EXERCISE PROMPT
Search the data below for the word "title" and report how many lines contain it, with no added words.

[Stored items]
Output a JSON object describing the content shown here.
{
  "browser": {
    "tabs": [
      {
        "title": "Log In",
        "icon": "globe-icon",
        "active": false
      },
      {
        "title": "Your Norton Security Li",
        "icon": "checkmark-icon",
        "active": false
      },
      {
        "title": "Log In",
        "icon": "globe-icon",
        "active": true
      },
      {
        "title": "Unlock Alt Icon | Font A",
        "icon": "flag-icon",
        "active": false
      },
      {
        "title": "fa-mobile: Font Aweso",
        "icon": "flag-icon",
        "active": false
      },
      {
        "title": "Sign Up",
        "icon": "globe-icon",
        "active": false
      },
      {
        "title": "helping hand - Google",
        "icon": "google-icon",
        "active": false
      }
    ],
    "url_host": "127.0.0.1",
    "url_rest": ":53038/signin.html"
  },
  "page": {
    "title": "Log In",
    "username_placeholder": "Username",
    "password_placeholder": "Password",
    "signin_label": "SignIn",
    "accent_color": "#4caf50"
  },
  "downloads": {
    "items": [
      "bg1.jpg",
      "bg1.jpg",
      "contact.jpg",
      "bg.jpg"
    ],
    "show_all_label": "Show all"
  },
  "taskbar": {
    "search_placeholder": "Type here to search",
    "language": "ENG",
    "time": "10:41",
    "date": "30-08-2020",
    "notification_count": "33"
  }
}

COMPLETED EXERCISE
8